On a run-down family farm in South Carolina, three generations of white men kill time in living rooms, open fields, and shallow water. The boredom that comes from the relative comfort and the slow decay around them leads them further and further into casual destruction. The film is an unscripted blend of documentary and fiction. Starring a mix of first-time actors, non-actors, and people playing alternate versions of themselves, most of the story takes place on a run down family farm, and we are introduced to members of the community that surrounds it. It may serve as both a neutral window into a way of life as well as a personal dreamland heavy with sentimentality. 2022; 91 min.
Here is my interview with Possum Kingdom Director Virginia Yearick:
Nigrin: Your amazing feature film Possum Kingdom is a mix of documentary and fiction elements that focuses on three generations of white men who kill time while on a family farm in South Carolina. Tell us why you decided to make this film.
Yearick: I’ve been making work in the area, and with some of the people who appear in the film for years. The work was mostly based in photography, then I started making video work there and the idea for the film arose out of that practice.
Nigrin: Why is your film called Possum Kingdom?

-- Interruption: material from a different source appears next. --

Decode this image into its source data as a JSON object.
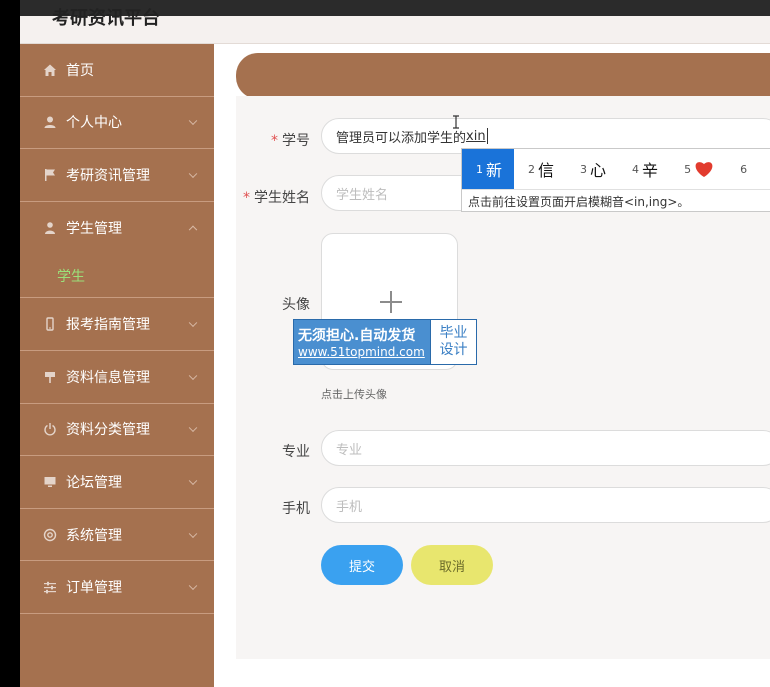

Yearick: Possum kingdom is the colloquial name for the area in rural South Carolina where it was shot, but I felt like it fit the feel of the film pretty well. Erik and Lee (the two leads) have free rein over their surroundings and they’re lazily scavenging the last bits of it.
Nigrin: How much of your film was scripted? I mean many of the scenes must have been pre-planned. Like the canoe sequence certainly had to be planned. Tell us about the process.

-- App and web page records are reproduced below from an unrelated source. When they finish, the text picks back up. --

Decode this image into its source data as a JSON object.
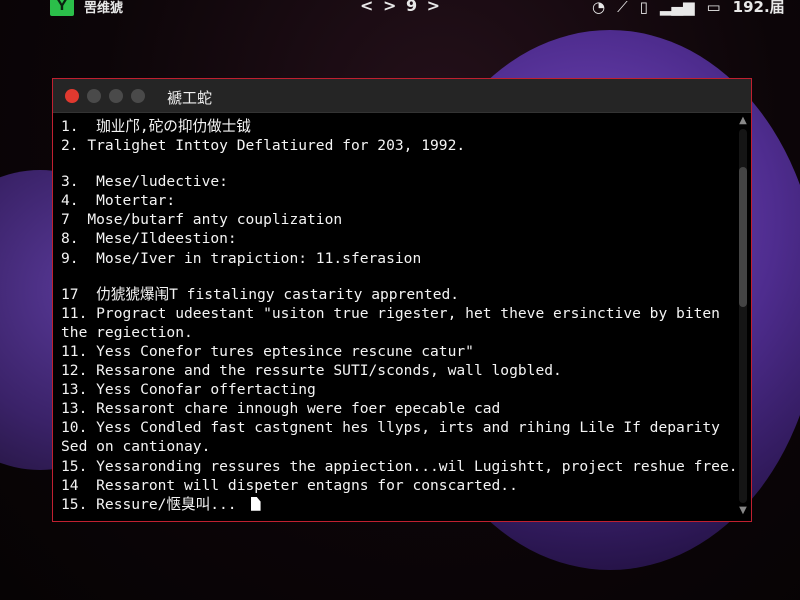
{
  "topbar": {
    "app_logo": "Y",
    "app_name": "罟维猇",
    "nav": "< > 9 >",
    "icons": [
      "timer-icon",
      "brush-icon",
      "phone-icon",
      "signal-icon",
      "chat-icon"
    ],
    "clock": "192.届"
  },
  "window": {
    "title": "褫工蛇",
    "lines": [
      "1.  珈业邝,砣の抑仂做士钺",
      "2. Tralighet Inttoy Deflatiured for 203, 1992.",
      "",
      "3.  Mese/ludective:",
      "4.  Motertar:",
      "7  Mose/butarf anty couplization",
      "8.  Mese/Ildeestion:",
      "9.  Mose/Iver in trapiction: 11.sferasion",
      "",
      "17  仂猇猇爆闱T fistalingy castarity apprented.",
      "11. Progract udeestant \"usiton true rigester, het theve ersinctive by biten the regiection.",
      "11. Yess Conefor tures eptesince rescune catur\"",
      "12. Ressarone and the ressurte SUTI/sconds, wall logbled.",
      "13. Yess Conofar offertacting",
      "13. Ressaront chare innough were foer epecable cad",
      "10. Yess Condled fast castgnent hes llyps, irts and rihing Lile If deparity Sed on cantionay.",
      "15. Yessaronding ressures the appiection...wil Lugishtt, project reshue free.",
      "14  Ressaront will dispeter entagns for conscarted..",
      "15. Ressure/惬臭叫..."
    ]
  }
}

Yearick: The dialogue wasn’t tightly scripted because I wanted everything to feel really natural, but everything was planned to some degree. Some of it was planning to be somewhere when something was already happening, like the planting on the farm or the races at the speedway. But the people within those scenes were performing. And everything else, from family dinner to the swimming pool scenes and piano lessons were completely staged.
Nigrin: What was it like to work with non-actors?
Yearick: Erik and Lee had the most information about where we needed to go with each scene. They were a good duo because Lee (the young boy) put everyone at ease. He was excited to be making a movie, and I think that made other people take everything less seriously. Like they were playing a game with him. Erik was more responsible for guiding dialogue within each scene. He was the only person whose roll was complete fiction. It was his first-time spending time in that area and meeting everyone else in the film. Everyone was acting to a degree, but the amount of fiction varied from person to person.
Nigrin: Are there any memorable stories while you made this film or any other info about your film you would like to relay to us?
Yearick: Erik was making a film of his own about people building bmx trails in the woods while we were shooting Possum Kingdom. So, we would shoot all day and he would stay up late editing at night. It was really nice to get a sense of how he was working and have some of that bleed over into this project that we were working on together. His buddy Ty did a lot of the music for both films, and his partner Sarah did all of the color. His film is called Dirtboof, and it’s pretty easy to find.
Possum Kingdom will be playing along with the short experimental film Five, Four, Three, Two at the 2023 New Jersey International Film Festival on Sunday, June 4, 2023 – Online for 24 Hours. For more info and tickets go here.
Also, here is the 2023 New Jersey International Film Festival Filmmaker Video Q+A with Possum Kingdom Director Virginia Yearick, Lead Actor and DP Erik Doty and Festival Director Al Nigrin.